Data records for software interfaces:
•••••
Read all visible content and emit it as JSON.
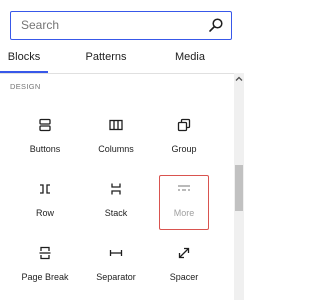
{
  "search": {
    "placeholder": "Search"
  },
  "tabs": [
    {
      "label": "Blocks",
      "active": true
    },
    {
      "label": "Patterns",
      "active": false
    },
    {
      "label": "Media",
      "active": false
    }
  ],
  "section": {
    "title": "DESIGN"
  },
  "blocks": [
    {
      "label": "Buttons",
      "icon": "buttons-icon"
    },
    {
      "label": "Columns",
      "icon": "columns-icon"
    },
    {
      "label": "Group",
      "icon": "group-icon"
    },
    {
      "label": "Row",
      "icon": "row-icon"
    },
    {
      "label": "Stack",
      "icon": "stack-icon"
    },
    {
      "label": "More",
      "icon": "more-icon",
      "disabled": true,
      "highlighted": true
    },
    {
      "label": "Page Break",
      "icon": "page-break-icon"
    },
    {
      "label": "Separator",
      "icon": "separator-icon"
    },
    {
      "label": "Spacer",
      "icon": "spacer-icon"
    }
  ],
  "colors": {
    "accent": "#3858e9",
    "highlight": "#d9534f",
    "text": "#1e1e1e",
    "muted": "#757575"
  }
}
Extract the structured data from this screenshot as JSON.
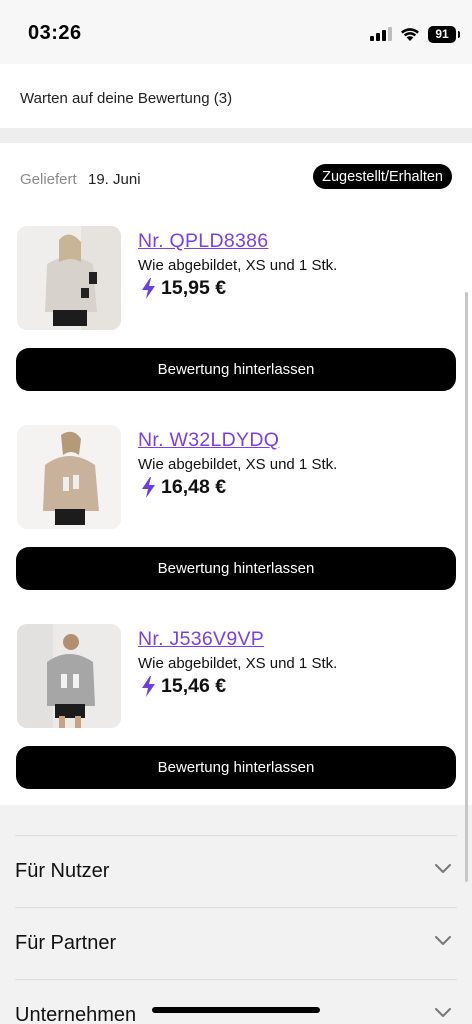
{
  "status_bar": {
    "time": "03:26",
    "battery": "91"
  },
  "pending": {
    "text": "Warten auf deine Bewertung (3)"
  },
  "order": {
    "delivered_label": "Geliefert",
    "delivered_date": "19. Juni",
    "status": "Zugestellt/Erhalten",
    "items": [
      {
        "order_no": "Nr. QPLD8386",
        "variant": "Wie abgebildet, XS und 1 Stk.",
        "price": "15,95 €",
        "button": "Bewertung hinterlassen"
      },
      {
        "order_no": "Nr. W32LDYDQ",
        "variant": "Wie abgebildet, XS und 1 Stk.",
        "price": "16,48 €",
        "button": "Bewertung hinterlassen"
      },
      {
        "order_no": "Nr. J536V9VP",
        "variant": "Wie abgebildet, XS und 1 Stk.",
        "price": "15,46 €",
        "button": "Bewertung hinterlassen"
      }
    ]
  },
  "footer": {
    "sections": [
      {
        "label": "Für Nutzer"
      },
      {
        "label": "Für Partner"
      },
      {
        "label": "Unternehmen"
      }
    ]
  },
  "colors": {
    "accent": "#7d3fe6",
    "lightning": "#6d3fe0",
    "button": "#000000"
  },
  "icons": {
    "signal": "cellular-signal-icon",
    "wifi": "wifi-icon",
    "battery": "battery-icon",
    "price": "lightning-icon",
    "accordion": "chevron-down-icon"
  }
}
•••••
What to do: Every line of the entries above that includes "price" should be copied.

Answer to this exercise:
        "price": "15,95 €",
        "price": "16,48 €",
        "price": "15,46 €",
    "price": "lightning-icon",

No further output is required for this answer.